A Collared Dove keeping a wary eye on me and the dog

There are dozens of Collared Doves around and I often come across single ones, or at the moment pairs, walking about on the roads. I know they’re common, but I like them, they look soft and gentle, which of course I know they’re not particularly.

A large flock of Siskins pecking around on the road

One morning l spotted a little flock of twenty or so small birds pecking around on the road beneath a tree. The bright dappled sunlight made it difficult to see them well and I thought at first they may be Serins, but their reluctance to move until I was quite close brought to mind Siskins, which is what they turned out to be. They didn’t move far, the majority just going up into the tree above, but then a man got into the car that was parked just behind them and they all disappeared. I’ve looked for them several times since, but have only managed one or two; I would imagine they have moved on by now.

A Robin in a rubber tree- about to fly off

It still feels quite odd to see Robins here in Spain, especially this far south, and their strong association with our British Christmas traditions makes it even more odd to see them perched on ‘exotic’ plants such as cacti and as in this picture, a rubber tree. Their behaviour is quite different here too, they are much more wary of people and although they are present in our gardens, they are reserved and keep close to cover.

A White Wagtail strutted about on the road, oblivious to being watched with interest by a nearby cat

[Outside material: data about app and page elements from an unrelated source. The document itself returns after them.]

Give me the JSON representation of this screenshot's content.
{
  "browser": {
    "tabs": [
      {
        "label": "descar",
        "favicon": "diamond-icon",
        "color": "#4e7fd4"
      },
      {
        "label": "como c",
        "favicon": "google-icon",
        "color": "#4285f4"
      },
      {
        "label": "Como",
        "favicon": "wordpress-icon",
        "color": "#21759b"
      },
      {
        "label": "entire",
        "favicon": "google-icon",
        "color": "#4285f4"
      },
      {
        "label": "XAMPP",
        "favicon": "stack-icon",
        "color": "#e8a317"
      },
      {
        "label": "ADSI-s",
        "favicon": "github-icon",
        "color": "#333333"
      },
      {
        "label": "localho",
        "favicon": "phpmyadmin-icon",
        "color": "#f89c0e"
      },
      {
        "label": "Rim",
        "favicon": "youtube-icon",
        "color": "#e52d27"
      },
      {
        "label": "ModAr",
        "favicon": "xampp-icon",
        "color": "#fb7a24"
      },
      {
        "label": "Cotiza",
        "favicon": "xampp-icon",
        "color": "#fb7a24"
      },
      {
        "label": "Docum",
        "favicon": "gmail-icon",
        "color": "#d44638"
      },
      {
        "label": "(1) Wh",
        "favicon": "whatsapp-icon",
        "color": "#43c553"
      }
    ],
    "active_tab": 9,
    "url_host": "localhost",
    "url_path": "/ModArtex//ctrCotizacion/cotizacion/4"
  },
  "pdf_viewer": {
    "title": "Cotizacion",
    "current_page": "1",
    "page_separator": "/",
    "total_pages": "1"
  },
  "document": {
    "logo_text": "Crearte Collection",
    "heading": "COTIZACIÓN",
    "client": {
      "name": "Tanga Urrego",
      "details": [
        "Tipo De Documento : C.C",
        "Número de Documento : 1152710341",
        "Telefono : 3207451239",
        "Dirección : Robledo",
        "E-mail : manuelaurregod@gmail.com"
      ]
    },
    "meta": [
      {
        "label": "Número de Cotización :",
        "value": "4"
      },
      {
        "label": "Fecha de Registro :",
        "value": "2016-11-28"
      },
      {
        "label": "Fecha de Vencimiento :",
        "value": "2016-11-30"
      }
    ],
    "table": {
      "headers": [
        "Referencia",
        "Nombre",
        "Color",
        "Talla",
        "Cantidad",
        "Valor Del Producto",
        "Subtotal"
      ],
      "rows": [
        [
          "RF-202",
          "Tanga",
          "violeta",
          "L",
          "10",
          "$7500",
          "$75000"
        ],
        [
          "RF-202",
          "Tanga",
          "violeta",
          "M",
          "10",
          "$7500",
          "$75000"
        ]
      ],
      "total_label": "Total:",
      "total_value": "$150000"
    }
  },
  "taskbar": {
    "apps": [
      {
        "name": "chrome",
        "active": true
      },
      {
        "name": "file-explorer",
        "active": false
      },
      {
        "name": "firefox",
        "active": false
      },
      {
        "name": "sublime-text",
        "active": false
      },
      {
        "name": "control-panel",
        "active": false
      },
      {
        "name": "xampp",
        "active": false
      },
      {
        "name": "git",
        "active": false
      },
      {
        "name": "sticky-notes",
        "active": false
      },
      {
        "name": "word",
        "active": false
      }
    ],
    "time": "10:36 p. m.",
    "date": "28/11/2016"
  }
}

I’ve been trying to spot a Chaffinch singing with not much luck so far, but I got some lovely views of a beautiful male as he came down from his tree to feed on the nuts of a crushed pine cone on the road beneath.

Chaffinches are quick to take advantage of car-crushed cones and acorns etc

The male Chaffinch is a beautiful bird

He even looks handsome from the back

Birds spotted singing, displaying or otherwise expressing themselves this week:

Blue Tits and Great Tits, Blackbirds – I watched a female gathering leaves on Tuesday morning, Spotless Starlings, Chaffinches, Goldfinches and Greenfinches all singing, Serins singing and displaying, Wrens in several different locations, Robin, Blackcaps, House Sparrows, Collared Doves, Short-toed Treecreeper who doesn’t have much of a song but keeps up his soft whistle for longer lengths of time.